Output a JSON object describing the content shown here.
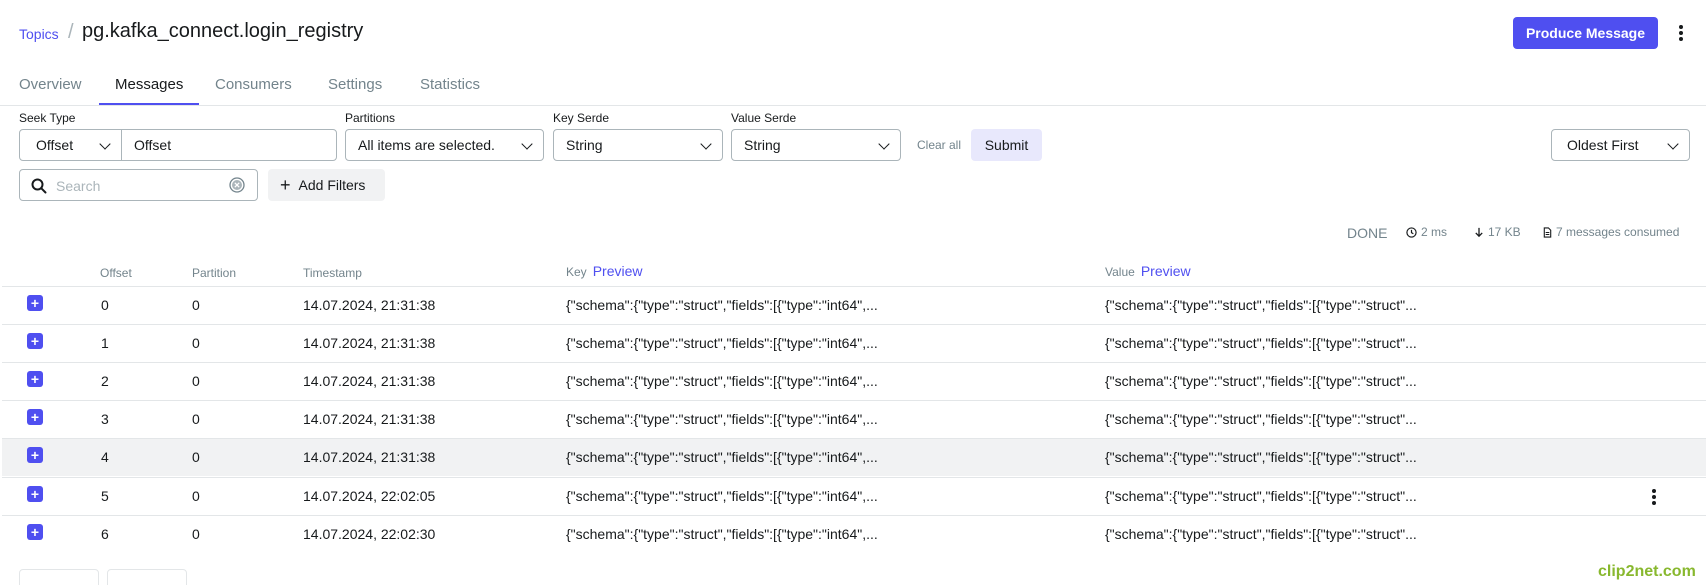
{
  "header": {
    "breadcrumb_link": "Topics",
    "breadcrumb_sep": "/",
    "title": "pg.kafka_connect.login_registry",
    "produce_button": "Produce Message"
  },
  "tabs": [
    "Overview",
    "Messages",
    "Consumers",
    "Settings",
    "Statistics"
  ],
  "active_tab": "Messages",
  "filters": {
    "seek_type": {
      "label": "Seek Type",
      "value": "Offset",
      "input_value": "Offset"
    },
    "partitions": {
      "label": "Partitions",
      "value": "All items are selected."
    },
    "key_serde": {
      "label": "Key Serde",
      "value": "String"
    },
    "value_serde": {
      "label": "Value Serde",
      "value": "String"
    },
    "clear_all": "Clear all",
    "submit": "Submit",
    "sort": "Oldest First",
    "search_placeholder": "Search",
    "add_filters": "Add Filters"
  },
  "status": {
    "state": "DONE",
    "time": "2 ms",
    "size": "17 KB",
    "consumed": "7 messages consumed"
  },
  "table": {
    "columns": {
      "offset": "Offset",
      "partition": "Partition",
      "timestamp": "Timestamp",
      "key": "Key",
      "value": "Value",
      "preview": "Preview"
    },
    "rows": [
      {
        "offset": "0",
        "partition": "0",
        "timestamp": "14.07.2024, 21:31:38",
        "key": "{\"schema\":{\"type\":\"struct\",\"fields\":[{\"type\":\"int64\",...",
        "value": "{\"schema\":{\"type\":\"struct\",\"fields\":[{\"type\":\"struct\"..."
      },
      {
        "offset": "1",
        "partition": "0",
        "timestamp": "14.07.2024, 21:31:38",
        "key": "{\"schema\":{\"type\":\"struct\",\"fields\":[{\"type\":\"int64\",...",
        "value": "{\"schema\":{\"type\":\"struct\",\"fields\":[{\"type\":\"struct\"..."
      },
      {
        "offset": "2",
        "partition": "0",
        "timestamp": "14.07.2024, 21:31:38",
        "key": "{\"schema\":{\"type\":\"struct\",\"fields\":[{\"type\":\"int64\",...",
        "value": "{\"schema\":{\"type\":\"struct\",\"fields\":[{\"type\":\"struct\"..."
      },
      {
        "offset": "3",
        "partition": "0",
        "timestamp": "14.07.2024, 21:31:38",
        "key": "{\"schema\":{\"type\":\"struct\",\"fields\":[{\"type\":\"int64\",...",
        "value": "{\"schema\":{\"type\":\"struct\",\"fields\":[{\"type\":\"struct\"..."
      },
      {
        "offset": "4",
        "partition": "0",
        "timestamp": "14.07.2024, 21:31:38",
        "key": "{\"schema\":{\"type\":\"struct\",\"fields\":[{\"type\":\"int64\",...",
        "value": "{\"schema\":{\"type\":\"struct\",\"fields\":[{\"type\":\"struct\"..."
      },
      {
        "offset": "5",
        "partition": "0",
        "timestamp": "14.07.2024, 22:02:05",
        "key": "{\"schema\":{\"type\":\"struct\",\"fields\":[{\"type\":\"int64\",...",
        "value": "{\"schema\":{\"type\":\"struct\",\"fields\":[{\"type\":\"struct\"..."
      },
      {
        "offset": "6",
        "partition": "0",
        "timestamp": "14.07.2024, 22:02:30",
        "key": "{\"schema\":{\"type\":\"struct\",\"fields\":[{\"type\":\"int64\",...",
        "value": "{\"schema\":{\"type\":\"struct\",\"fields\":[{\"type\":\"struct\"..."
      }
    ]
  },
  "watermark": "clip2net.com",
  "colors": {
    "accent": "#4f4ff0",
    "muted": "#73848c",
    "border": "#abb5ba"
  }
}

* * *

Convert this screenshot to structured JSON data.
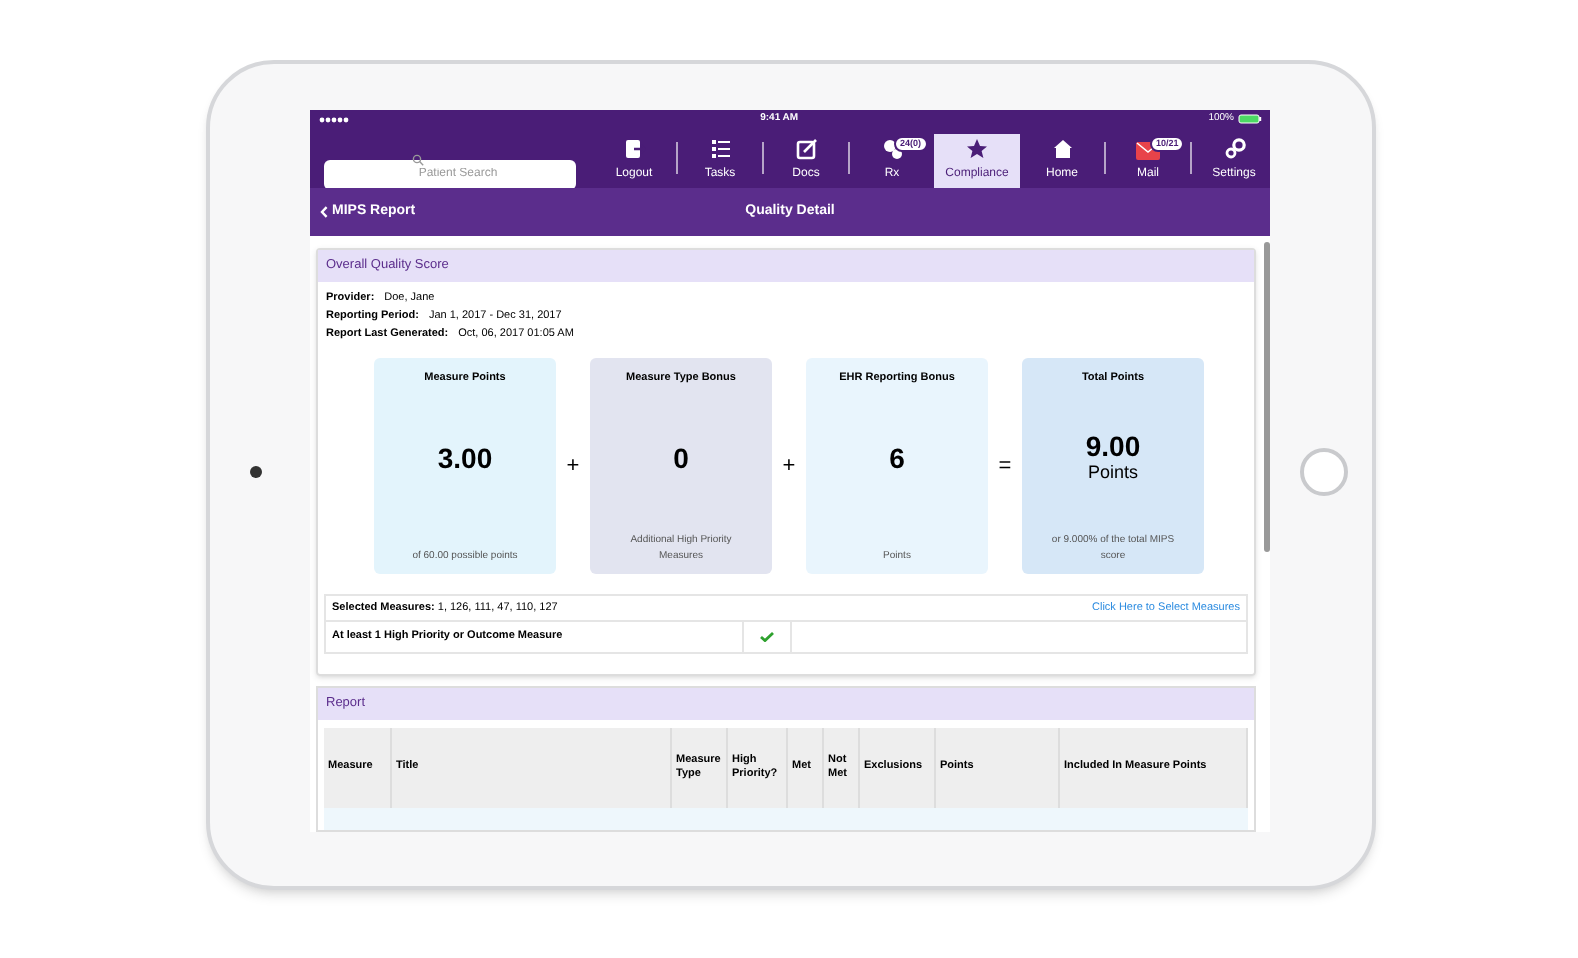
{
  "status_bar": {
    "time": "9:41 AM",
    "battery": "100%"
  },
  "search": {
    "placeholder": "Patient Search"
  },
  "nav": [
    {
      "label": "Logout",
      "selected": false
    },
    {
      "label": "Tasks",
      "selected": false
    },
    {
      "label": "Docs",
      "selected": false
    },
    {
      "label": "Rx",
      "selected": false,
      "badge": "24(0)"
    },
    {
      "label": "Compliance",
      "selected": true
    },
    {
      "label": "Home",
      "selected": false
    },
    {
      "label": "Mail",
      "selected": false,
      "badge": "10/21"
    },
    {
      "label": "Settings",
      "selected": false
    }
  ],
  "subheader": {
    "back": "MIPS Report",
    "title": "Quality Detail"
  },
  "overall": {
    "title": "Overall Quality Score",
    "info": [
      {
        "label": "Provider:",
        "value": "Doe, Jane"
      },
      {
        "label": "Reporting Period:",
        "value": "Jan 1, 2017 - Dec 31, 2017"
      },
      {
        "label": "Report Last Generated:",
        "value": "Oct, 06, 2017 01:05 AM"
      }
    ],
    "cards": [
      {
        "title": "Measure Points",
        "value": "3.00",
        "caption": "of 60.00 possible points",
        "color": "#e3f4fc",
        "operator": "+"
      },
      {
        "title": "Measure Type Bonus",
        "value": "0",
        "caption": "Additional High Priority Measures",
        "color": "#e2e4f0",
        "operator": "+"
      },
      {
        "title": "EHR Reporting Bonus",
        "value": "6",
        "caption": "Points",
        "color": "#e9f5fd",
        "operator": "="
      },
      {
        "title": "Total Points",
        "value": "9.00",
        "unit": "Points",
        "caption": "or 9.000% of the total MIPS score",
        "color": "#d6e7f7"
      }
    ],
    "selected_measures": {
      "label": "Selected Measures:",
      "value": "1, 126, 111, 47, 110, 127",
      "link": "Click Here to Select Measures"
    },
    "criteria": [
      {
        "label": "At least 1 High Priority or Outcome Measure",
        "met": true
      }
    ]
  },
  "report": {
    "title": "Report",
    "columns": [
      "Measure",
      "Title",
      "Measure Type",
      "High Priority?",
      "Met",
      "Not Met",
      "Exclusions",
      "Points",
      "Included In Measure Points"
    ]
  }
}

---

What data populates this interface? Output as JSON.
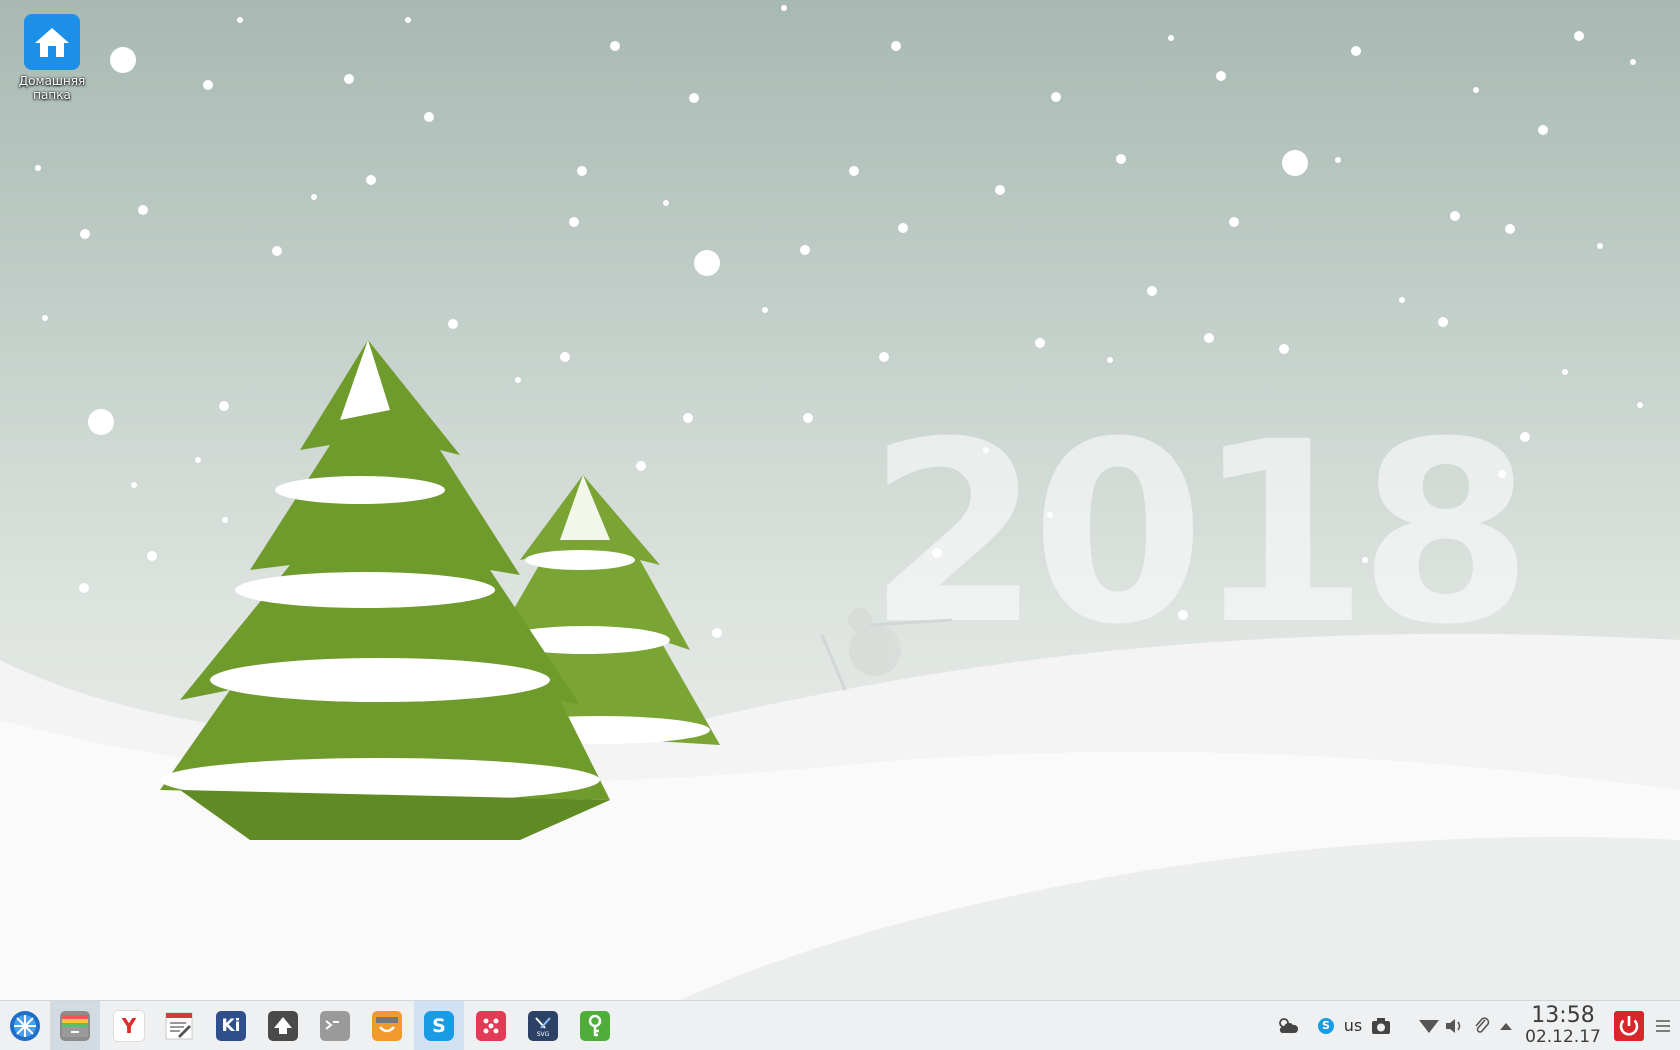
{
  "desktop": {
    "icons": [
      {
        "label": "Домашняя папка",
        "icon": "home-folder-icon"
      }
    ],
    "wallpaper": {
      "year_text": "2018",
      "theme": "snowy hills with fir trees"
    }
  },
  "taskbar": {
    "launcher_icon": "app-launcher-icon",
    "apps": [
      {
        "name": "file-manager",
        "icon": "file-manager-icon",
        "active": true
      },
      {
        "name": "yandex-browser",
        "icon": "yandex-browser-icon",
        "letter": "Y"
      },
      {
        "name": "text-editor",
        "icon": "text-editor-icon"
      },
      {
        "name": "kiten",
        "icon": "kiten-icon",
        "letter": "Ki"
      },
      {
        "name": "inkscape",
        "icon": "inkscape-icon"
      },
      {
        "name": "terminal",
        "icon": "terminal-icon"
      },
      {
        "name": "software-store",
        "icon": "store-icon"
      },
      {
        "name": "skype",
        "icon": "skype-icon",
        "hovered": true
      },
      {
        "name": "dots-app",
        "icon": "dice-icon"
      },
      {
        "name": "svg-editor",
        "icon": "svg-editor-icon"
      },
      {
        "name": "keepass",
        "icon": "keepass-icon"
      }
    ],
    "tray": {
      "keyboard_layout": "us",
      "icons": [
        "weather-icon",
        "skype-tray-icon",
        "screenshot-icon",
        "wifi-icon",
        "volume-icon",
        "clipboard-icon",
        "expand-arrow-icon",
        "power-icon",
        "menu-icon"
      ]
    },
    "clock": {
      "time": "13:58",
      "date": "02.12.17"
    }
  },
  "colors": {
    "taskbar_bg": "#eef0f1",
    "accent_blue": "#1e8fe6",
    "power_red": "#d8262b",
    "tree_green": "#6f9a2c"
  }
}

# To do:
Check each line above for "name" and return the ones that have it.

# Result below:
        "name": "file-manager",
        "name": "yandex-browser",
        "name": "text-editor",
        "name": "kiten",
        "name": "inkscape",
        "name": "terminal",
        "name": "software-store",
        "name": "skype",
        "name": "dots-app",
        "name": "svg-editor",
        "name": "keepass",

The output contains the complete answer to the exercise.